“It looks like the closure of the borders is remaining instrumentalized as nevertheless a further tool to confront Spain with,” says Fernandez-Molina. “It appears like the strategy of the Moroccan authorities to the interdependence of Ceuta and Melilla and their hinterlands in the Moroccan north is changing.”
With no crystal clear signals about when and in what kind the land borders may well reopen, Ceuta and Melilla have been compelled to reassess an financial model that still left them dependent on their neighbor and vulnerable to political vagaries.
In Madrid, there is new momentum guiding the concept of developing stronger connections among the enclaves and mainland Europe, therefore weakening Morocco’s potential to use them for its diplomatic force strategies. Some of the suggestions have been mulled ahead of, but they may now obtain firmer backing. They include things like channeling community financial commitment into specified sectors, this kind of as port infrastructure, tourism and on the net gambling, and subsidizing transportation connections to the mainland. Other proposals are extra radical: adding the enclaves to the EU customs union and revoking the Schengen visa exemption for people of Nador and Tetouan.
If the enclaves joined the customs union, they would have to abandon their very low customs tax and undertake the EU’s bigger tariff, which can be as much as 4 situations as a lot for sure merchandise. This would make goods much more expensive in the enclaves and weaken or remove the fiscal benefit that atypical commerce depends on, indicating the identical products may possibly as an alternative be transported specifically to Morocco. It would, nonetheless, make shipping to the rest of the EU and its trade companions much less expensive and less complicated.

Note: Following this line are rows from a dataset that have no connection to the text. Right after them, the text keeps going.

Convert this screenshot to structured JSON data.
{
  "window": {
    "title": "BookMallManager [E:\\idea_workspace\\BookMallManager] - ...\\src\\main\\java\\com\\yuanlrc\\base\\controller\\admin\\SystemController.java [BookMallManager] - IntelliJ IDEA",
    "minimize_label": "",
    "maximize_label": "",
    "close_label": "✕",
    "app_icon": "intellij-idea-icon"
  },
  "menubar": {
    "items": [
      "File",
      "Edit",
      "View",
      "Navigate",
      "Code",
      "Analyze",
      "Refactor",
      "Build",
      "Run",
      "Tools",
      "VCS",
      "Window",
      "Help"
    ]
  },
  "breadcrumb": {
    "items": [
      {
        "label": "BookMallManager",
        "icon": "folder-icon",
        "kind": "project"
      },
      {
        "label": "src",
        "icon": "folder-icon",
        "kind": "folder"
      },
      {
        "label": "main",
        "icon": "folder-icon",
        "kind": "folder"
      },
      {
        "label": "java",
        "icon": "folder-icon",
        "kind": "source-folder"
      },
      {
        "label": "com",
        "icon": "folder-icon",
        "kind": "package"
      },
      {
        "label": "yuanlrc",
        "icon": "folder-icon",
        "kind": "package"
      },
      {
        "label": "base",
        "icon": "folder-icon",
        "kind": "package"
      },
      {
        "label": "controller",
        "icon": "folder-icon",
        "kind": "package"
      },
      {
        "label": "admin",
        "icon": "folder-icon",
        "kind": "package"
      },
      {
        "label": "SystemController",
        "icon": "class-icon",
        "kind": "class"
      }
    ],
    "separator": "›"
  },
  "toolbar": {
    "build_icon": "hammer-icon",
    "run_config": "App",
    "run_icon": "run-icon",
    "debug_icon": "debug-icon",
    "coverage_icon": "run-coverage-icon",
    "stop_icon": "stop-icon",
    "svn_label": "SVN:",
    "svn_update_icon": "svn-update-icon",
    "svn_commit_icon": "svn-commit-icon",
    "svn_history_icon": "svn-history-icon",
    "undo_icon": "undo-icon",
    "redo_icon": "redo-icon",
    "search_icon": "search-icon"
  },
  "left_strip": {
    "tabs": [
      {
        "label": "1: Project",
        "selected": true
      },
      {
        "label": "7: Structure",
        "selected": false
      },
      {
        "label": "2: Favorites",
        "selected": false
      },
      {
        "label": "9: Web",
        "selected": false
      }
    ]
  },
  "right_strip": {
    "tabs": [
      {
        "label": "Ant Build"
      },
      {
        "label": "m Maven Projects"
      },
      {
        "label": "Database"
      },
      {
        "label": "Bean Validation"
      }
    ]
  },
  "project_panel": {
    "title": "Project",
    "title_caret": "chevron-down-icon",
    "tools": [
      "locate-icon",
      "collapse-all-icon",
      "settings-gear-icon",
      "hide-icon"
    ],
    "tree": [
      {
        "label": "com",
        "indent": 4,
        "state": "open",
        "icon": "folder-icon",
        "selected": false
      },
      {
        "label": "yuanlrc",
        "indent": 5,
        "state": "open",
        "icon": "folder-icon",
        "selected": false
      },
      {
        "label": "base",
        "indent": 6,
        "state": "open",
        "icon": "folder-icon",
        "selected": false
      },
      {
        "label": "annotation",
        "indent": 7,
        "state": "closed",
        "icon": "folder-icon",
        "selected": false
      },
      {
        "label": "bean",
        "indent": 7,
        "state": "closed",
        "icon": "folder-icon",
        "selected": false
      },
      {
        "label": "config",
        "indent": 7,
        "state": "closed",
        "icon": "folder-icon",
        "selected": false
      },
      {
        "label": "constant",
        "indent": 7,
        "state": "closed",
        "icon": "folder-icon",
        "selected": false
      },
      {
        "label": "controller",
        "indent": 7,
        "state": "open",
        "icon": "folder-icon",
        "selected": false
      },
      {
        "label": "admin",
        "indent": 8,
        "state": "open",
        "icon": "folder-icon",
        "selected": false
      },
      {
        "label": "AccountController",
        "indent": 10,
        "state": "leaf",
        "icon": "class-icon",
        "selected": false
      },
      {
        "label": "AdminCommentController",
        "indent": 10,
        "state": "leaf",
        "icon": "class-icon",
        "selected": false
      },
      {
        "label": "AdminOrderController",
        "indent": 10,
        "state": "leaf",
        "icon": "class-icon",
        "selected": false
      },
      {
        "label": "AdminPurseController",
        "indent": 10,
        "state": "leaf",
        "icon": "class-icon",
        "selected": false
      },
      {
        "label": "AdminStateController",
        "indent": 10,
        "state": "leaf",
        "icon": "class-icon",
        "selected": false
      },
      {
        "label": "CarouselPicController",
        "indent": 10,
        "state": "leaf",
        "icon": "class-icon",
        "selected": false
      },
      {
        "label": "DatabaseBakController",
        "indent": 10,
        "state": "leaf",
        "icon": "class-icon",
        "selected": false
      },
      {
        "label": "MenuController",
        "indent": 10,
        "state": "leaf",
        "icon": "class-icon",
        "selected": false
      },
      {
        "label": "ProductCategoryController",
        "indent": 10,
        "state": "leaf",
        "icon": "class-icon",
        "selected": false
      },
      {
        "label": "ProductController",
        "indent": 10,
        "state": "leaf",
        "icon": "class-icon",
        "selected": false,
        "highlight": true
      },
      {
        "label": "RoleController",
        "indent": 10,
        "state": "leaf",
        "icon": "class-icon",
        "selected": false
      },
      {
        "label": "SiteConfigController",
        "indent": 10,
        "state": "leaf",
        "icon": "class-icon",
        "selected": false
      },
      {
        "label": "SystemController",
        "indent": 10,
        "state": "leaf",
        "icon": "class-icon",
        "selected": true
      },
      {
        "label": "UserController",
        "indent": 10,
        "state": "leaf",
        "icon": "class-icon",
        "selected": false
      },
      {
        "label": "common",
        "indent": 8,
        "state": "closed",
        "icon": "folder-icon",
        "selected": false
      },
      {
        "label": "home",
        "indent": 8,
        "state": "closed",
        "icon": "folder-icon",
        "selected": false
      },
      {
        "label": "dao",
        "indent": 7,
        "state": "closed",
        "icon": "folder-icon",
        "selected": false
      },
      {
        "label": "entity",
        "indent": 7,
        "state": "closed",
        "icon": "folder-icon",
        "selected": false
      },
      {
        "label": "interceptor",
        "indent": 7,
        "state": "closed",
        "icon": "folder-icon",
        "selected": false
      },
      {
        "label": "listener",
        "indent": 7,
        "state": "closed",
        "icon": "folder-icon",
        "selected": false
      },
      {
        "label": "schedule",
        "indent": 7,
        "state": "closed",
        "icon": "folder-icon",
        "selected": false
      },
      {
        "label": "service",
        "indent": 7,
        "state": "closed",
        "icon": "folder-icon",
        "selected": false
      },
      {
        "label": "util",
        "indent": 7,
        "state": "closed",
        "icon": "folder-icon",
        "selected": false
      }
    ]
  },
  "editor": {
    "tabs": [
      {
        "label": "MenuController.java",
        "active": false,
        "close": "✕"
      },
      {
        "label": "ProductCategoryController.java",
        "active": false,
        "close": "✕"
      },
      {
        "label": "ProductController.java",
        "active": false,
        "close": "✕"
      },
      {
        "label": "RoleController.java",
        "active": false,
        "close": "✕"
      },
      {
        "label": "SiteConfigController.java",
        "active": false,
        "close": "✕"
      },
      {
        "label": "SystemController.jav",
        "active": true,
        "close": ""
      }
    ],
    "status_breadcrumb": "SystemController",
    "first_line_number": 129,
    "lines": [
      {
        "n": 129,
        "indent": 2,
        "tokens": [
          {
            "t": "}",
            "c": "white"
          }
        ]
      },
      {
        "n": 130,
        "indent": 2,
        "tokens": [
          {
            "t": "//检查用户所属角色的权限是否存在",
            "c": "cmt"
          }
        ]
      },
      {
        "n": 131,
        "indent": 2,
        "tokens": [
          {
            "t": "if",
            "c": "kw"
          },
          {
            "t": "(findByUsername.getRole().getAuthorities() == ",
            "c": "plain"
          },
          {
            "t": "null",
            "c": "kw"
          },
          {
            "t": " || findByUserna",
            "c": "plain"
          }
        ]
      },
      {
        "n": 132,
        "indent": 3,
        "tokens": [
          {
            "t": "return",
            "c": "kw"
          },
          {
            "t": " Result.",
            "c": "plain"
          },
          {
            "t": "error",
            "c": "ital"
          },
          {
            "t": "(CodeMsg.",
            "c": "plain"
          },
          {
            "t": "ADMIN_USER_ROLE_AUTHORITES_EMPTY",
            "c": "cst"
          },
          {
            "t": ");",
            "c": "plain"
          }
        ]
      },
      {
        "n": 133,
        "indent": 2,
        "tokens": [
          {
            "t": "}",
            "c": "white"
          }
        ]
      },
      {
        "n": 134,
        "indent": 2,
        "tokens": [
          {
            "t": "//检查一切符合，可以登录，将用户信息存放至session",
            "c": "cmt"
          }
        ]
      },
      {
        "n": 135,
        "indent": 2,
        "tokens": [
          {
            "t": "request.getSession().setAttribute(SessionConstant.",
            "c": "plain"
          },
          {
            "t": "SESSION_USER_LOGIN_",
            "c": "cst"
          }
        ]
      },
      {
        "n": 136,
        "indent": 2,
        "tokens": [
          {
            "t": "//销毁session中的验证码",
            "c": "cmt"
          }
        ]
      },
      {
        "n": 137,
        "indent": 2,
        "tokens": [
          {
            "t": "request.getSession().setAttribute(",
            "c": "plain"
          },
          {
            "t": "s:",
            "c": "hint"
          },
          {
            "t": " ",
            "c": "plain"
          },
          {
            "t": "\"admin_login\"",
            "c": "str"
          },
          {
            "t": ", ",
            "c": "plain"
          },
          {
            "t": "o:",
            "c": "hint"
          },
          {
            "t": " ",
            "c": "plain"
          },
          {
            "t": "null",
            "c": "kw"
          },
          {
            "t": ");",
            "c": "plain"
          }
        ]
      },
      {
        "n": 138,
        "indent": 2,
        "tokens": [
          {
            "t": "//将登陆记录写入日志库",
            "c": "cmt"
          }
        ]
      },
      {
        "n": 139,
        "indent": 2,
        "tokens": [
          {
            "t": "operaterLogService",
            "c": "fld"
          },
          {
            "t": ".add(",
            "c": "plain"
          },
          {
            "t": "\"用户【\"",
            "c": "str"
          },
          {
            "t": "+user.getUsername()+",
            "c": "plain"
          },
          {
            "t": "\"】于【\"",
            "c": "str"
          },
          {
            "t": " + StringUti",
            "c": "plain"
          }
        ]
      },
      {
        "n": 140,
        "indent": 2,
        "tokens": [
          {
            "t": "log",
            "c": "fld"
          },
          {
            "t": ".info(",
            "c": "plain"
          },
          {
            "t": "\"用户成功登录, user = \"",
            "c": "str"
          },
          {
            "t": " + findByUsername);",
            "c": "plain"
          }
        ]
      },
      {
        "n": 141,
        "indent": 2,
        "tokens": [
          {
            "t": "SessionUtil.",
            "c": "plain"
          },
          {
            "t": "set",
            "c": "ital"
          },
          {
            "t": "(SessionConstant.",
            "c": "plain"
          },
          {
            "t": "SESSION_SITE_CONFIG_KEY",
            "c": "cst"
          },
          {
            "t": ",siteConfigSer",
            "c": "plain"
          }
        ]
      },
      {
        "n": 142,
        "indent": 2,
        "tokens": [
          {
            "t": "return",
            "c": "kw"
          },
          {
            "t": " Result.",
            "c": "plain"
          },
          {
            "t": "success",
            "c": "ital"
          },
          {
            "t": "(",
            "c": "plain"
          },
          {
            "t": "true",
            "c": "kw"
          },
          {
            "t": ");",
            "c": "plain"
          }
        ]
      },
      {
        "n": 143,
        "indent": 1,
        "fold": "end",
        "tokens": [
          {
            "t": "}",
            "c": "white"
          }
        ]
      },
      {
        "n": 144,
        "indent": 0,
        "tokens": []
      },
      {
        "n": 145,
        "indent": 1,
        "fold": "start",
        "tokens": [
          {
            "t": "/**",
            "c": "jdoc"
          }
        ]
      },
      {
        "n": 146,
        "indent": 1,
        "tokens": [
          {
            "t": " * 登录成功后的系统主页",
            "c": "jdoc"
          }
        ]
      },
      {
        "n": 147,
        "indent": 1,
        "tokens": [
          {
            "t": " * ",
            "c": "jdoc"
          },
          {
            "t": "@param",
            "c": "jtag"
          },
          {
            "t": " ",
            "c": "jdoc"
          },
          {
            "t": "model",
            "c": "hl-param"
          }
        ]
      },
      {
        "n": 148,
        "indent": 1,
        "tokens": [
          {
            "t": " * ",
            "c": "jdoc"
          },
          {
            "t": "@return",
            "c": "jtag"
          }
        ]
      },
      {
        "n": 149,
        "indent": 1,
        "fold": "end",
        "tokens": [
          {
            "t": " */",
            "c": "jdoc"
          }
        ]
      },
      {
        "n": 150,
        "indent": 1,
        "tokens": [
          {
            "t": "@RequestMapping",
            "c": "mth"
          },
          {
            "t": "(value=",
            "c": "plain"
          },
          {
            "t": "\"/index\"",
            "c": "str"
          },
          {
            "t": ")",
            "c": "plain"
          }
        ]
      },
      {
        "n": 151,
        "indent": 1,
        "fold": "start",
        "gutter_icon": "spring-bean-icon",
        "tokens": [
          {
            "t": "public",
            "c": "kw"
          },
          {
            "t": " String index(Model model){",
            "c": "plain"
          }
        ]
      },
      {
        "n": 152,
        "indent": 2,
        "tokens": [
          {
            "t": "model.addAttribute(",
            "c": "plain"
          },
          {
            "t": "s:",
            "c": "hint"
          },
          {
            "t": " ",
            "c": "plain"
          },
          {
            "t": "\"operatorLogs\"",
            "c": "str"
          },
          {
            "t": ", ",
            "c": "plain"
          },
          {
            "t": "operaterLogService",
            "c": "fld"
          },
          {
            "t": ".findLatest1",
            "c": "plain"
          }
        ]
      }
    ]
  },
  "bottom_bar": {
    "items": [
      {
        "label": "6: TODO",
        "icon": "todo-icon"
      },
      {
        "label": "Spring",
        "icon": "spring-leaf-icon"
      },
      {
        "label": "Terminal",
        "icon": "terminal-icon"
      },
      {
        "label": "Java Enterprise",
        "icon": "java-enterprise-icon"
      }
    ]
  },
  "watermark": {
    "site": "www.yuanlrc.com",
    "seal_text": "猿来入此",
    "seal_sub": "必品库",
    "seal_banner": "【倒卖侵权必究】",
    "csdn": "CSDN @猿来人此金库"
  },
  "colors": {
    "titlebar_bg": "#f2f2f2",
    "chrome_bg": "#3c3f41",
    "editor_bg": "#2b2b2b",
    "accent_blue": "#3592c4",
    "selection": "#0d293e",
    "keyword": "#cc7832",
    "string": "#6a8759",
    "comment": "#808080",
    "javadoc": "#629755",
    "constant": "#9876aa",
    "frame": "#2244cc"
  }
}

If the enclaves set an conclude to the Schengen visa exemption, this would also appreciably alter the enclaves’ economic versions, which count on straightforward, day-to-day border crossings to and from Morocco. It would lead to social disruption, also, offered the spouse and children ties that operate across the borders. “That’s not a choice to just take lightly,” says Dhanwan, of the Confederation of Business owners of Ceuta.
Both equally moves are dangerous, provided the certainty of what would be dropped and the uncertainty of what might be obtained. The enclaves’ small business communities are circumspect. Dhanwan endorses neither proposal, but emphasizes the will need to decrease the city’s dependence on Morocco and build trade with other nations around the world, contacting for greater attention and expense from both equally Spain and the EU. Even though relations concerning Spain and Morocco will most likely strengthen, he acknowledges that the times of atypical commerce’s dominance may possibly be in excess of.
“For Ceuta and Melilla, the solution lies in diversification, in not only hunting to the south,” says Echeverria. “It’s no longer an possibility, but a necessity.”
Thomas Graham is a freelance journalist who has claimed from Europe and South The usa. He writes about policy, science and society for The Economist, The Guardian, the BBC and Wired, among other publications. Adhere to him on Twitter at @Tajg92.